That evening we were invited to come along to a dance night, with traditional music provided by islanders. We were given traditional clothes to wear, the ladies the same thick black dresses and beautifully embroidered shirts that greeted us at the shore earlier that day. I was given a thick heavy poncho by the father of our family, and we all headed down to the music hall. It seemed the father from our family was the drummer in the band and we were the first to arrive. Slowly, more and more families and more and more slightly bewildered tourists came into the hall. Soon the green hall was full, the music was thriving and everyone was spinning around having fun. As with many things of this nature, the chance to sit out at the side and watch as everyone else danced was not an option, however, thankfully the dance would last a couple of minutes then all would sit down, laugh and try to catch some breath. Dancing at altitude is very hard work. The band switched instruments and everyone had some water, the brave opting for beer or wine. 

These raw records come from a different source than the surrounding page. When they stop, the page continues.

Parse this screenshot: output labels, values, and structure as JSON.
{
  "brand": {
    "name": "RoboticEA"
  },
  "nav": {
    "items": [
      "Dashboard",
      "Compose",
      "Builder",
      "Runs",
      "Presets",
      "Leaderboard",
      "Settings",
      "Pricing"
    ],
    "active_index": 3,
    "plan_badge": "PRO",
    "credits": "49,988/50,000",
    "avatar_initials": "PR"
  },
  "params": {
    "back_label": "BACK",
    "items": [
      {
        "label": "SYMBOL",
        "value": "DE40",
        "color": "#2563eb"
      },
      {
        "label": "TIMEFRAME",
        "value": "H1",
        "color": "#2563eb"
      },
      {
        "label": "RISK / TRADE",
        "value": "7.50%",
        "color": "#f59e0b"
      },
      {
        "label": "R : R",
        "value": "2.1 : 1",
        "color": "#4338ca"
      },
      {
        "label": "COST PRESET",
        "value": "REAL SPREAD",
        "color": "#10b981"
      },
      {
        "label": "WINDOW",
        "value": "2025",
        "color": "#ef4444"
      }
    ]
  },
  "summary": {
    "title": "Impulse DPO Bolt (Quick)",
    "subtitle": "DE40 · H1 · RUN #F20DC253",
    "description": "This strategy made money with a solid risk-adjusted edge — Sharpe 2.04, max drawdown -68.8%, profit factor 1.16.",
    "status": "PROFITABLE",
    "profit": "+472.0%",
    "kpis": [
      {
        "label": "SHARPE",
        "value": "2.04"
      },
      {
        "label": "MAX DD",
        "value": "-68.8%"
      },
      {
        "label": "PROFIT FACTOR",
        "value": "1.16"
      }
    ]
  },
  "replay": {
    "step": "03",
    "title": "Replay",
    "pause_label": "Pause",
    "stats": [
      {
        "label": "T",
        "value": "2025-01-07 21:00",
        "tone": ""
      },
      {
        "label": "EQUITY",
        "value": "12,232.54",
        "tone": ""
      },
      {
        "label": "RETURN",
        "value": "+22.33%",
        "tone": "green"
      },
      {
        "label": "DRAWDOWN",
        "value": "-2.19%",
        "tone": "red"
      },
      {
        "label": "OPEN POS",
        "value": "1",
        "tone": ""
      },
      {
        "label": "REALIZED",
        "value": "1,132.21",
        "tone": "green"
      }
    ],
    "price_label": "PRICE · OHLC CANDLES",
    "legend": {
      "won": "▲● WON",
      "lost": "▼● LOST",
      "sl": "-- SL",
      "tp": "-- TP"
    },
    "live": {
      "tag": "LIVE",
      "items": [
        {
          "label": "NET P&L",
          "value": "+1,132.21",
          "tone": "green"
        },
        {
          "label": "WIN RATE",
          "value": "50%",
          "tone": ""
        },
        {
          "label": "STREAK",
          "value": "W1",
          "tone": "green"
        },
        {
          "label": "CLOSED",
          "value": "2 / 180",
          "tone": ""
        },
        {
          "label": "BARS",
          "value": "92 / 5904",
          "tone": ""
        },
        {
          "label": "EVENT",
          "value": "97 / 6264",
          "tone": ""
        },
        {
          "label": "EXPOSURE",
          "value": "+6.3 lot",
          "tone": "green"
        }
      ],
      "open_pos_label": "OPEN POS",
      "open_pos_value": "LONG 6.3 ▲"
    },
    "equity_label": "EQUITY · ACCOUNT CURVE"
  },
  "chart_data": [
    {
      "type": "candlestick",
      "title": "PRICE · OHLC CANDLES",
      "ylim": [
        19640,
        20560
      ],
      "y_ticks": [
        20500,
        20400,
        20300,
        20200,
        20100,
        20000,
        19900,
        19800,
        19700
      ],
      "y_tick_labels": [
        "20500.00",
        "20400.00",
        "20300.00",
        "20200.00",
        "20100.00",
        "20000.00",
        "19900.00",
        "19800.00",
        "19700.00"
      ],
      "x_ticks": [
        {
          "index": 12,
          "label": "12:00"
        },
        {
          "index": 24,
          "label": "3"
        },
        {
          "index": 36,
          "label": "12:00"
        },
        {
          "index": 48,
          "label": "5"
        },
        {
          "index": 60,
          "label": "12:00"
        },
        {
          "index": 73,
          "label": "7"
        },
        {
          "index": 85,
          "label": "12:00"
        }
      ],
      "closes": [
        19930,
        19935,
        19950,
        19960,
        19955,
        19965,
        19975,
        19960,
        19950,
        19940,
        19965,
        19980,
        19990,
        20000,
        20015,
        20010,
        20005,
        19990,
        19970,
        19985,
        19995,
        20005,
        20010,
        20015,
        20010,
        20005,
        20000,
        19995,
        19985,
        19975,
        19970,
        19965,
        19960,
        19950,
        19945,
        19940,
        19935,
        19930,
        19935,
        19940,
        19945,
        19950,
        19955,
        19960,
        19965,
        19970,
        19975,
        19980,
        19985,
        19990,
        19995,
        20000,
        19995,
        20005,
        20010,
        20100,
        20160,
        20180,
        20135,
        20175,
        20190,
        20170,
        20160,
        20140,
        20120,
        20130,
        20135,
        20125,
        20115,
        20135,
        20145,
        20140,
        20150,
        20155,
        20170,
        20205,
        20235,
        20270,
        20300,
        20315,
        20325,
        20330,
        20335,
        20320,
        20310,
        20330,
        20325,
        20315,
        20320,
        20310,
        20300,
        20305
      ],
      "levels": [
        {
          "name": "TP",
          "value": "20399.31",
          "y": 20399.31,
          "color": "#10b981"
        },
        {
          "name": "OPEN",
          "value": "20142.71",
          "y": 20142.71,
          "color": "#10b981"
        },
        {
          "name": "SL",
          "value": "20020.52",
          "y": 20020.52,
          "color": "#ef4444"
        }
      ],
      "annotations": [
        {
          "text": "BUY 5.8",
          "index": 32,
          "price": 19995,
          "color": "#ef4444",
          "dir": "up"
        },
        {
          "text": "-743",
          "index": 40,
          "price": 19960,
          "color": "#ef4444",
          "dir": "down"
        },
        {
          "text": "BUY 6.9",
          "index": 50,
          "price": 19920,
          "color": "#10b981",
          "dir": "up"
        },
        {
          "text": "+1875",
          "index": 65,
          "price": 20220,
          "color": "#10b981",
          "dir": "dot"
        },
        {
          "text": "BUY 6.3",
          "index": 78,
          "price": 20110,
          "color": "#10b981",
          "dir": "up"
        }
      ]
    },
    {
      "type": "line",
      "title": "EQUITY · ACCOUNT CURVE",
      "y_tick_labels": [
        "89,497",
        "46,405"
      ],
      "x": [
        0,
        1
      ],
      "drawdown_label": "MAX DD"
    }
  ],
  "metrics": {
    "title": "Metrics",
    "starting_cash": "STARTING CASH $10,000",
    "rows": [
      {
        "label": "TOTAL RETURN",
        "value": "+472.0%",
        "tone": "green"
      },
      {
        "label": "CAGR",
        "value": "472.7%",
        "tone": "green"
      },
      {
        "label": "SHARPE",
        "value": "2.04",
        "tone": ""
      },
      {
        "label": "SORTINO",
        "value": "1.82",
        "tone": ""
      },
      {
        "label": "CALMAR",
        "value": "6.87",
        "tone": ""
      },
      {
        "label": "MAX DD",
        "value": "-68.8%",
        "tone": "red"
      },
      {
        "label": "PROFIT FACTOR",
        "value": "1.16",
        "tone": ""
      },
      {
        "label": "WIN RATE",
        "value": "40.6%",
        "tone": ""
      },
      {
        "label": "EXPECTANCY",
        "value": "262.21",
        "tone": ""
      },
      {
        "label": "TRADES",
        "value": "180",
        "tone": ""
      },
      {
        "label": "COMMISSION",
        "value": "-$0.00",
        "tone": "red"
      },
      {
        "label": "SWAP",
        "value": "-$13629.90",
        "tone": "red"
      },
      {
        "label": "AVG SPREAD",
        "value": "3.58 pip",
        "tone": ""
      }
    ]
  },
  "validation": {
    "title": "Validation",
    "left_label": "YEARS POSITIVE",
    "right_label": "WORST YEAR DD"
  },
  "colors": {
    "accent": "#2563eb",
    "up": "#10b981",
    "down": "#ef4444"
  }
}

Homestay Lake Titicaca

The entertainment went on, long into the night, and the next morning I’m sure there were a few nursing high altitude hangovers. We ate some frittatas for breakfast and gathered up our things to leave the island. After taking photographs together and thanking the family for their hospitality and entertainment we joined the slow line of tourists snaking back onto the boats. Once again the Quechua mothers lined the shore waving goodbye in the sharp sunlight. Little whispers and giggles on the air as our boat of visitors disembarked the dock for the main land. The bags of fruit had been replaced by smiles and anecdotes... and maybe a woven souvenir or two.

If you're tempted by this unique experience, we can arrange a Homestay on Lake Titicaca to fit into your holiday plans.

 

Tailor-made holidays

Flexible, custom-made holidays to Latin America created to match your exact requirements: our tailor-made itineraries are as unique as the clients for whom they are designed.

Design my trip

Papagaio

Your edit for Latin American inspiration

Our exciting range of articles on Latin America explore everything from iconic destinations and lesser-known cultural gems to delicious traditional recipes. You’ll also find exclusive travel tips, first-hand client reviews and the chance to get your personal questions answered by our travel experts.

View Extraordinary Inspiration
  • Chris Parrott Coq of the Rock Guianas Trip MAY 2010

    Other

    Road Testing the “Trail-Blazer”: Part One

    Learn more
  • LATAM_Pancakes with a Twist Exoic Fruit_Free_shutterstock_70170310

    Recipes

    Pancakes with a twist

    Learn more
  • Arenal Volcano 33

    Ask the Expert

    How to make the perfect family holiday to Costa Rica

    Learn more

Real Latin America Experts

  • Jamie Swan
    Jamie Swan - Travel Consultant

    Jamie backpacked across Peru, Bolivia, Chile, Argentina and Brazil before joining us; he has a degree in politics and is also a keen sportsman..

  • Ben Line
    Ben Line - Travel Consultant

    Ben fell in love with Latin America on a six month backpacking trip from Colombia to Mexico in 1995. Since then he has explored most of South America, including living in Peru for a year. He is now Manager of the Tailor-made Department.

  • Evie Oswald
    Evie Oswald - Travel Consultant

    It’s hard to believe that Evie has had time to cram so much in to her life so far. Having lived as a child in the Americas and Europe she found herself immediately attracted to Latin America.

  • Mary Anne Nelson
    Mary Anne Nelson - Travel Consultant

    Born in the Atacama Desert in northern Chile, Mary’s insider knowledge and dry sense of humour make her a highly valued member of the Tailor-made team.

  • Carrie Gallagher
    Carrie Gallagher - Travel Consultant

    A former JLA tour leader, Carrie brings a wealth of on-the-ground experience to our London-based Escorted Groups team.

  • Lina Fuller
    Lina Fuller - Travel Consultant

    Lina's passion for the continent where she was born really took off when she moved to Córdoba to study, spending the holidays travelling between Argentina and her native Colombia.

Meet the team